I must be having a mid-life crisis, because I’m restless and unsatisfied. It’s been this way for over a year. I got promoted at work in 2017 and I should be over the moon about it, but I’m not.
My new job is just a higher-level version of my old job. Nothing else has changed. I got a pay raise and I’m grateful for that, but the extra money in my paycheck is insignificant.
I can’t blame my boss for my unhappiness at work. He’s a good guy. He cares a lot more about the business than I do. He cares about his job more than anything else in his life.
I feel stuck and stymied. I have a lot of ideas for ways to improve my company but nobody really wants to hear them. My company relies on me, but they also discount everything I tell them.
My boss’s boss “Arnie,” our VP, says “Listen to Charla – she knows the customers better than anyone! She should be CEO. We’d all make a lot more money if she was.” Then he laughs like he just told the best joke in the world.
The thing is, Arnie is right. The company would be doing better than it is if I had more power to make changes. That’s not arrogance, Liz — it’s true.
I often feel like the reason I’m so muzzled here is that they know I have good ideas for improving the business, and nobody wants to admit it. I’m not an executive. I don’t go to senior staff meetings, but every VP comes out of those meetings and asks my advice about how to implement their plans.
Do I need a career change? Where would I start that investigation? What’s broken in my career, and how do I fix it?
We never know when we are going to get a signal that says “It’s time for a change!”
You are getting one of those signals right now. Nothing is broken in your career, but you are at a turning point.
You can start a job search and find a better job, but the question to mull over is “Will any new job keep me happy for long?”
Many people get to your stage of a career and realize that they won’t reach their intellectual, financial or philosophical goals working for someone else. They realize that they need to work for themselves. They have creative ideas they’re aching to try out and wisdom they want to share. They know that a lot of leaders could use their help.
Why should they pick one leader to work for, when they could work with lots of clients?
Here are ten signs you would be happier working for yourself, too:
1) You have ideas you want to put into practice, but your managers don’t want to go through the effort of changing things. They love your ideas, but they won’t take Step One to make your ideas come true.
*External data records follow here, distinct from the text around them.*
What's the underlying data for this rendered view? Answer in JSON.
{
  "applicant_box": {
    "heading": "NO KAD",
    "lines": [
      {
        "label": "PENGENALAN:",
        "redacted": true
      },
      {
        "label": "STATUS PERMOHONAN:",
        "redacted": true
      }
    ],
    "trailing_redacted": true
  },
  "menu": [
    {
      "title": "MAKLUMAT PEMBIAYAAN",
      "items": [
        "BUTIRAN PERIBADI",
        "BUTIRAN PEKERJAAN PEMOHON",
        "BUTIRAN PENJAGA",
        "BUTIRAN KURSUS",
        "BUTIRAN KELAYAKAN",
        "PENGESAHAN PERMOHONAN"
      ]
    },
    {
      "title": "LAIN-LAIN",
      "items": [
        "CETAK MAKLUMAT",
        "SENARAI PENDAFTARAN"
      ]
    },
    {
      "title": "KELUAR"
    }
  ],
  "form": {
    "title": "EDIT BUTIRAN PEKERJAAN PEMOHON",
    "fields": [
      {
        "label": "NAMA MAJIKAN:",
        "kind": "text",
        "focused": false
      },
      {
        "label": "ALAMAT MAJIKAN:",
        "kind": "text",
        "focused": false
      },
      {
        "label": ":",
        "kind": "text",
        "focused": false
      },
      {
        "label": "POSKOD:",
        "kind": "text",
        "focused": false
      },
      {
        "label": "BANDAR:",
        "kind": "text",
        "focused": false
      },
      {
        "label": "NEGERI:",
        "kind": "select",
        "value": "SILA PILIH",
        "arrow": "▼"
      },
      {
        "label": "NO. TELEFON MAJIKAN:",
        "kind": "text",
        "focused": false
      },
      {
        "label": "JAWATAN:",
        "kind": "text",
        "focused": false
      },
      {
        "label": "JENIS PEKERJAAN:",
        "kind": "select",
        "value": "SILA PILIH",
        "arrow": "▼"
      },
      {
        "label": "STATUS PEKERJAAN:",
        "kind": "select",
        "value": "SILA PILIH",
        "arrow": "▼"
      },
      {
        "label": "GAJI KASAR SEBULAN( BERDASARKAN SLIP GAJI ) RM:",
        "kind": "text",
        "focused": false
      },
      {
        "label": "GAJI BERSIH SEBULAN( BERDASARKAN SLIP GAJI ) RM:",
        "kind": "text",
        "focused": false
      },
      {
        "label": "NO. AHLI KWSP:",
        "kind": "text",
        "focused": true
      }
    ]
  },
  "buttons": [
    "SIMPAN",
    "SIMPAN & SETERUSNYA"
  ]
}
2) You keep a lot of things to yourself at work, because you don’t want to upset the status quo.
3) You daydream about making decisions your current job doesn’t allow you to make.
4) No matter how productive you are at work or how much money you generate for your employer, you’re going to be lucky to get a three or four percent pay increase every year. That’s assuming you keep your job as your salary goes up.
5) Your customers tell you “You are truly an expert!” but nobody in your organization seems to view you as an expert — not in any way that matters, at least.
6) You struggle to get your senior leaders’ attention even though you are among the most credible and competent people on your team. They can’t see your brilliance, because they are too close to it. They take it (and you) for granted.
7) You get asked to speak at conferences, but your boss says “Nah, that’s not important. We need you here, at your desk.”
8) You don’t see a light at the end of the tunnel in your current organization. You don’t see things changing such that you would have more latitude, more power to make decisions or more flexibility in your schedule and responsibilities.
9) People close to you tell you “Why are you killing yourself to make those people rich? Why don’t you make yourself rich?”
10) In your body, you know that it’s time to step out on your own.
You can take your time planning the launch of an independent consulting business, or you can join with a group of consultants who are already up and running.
You can take some time to think about what you want next in your life and career, and what you want over the long term.
The world is changing fast. Full-time employment is shrinking, like the glaciers. You are an independent economic unit whether you work for someone else or work for yourself. It’s your company, either way. Your career is a business, no different from any other business.
Why not run the business called Charla’s Career the way you want to — answering to your clients, instead of one insecure boss?
Food for thought!
All the best,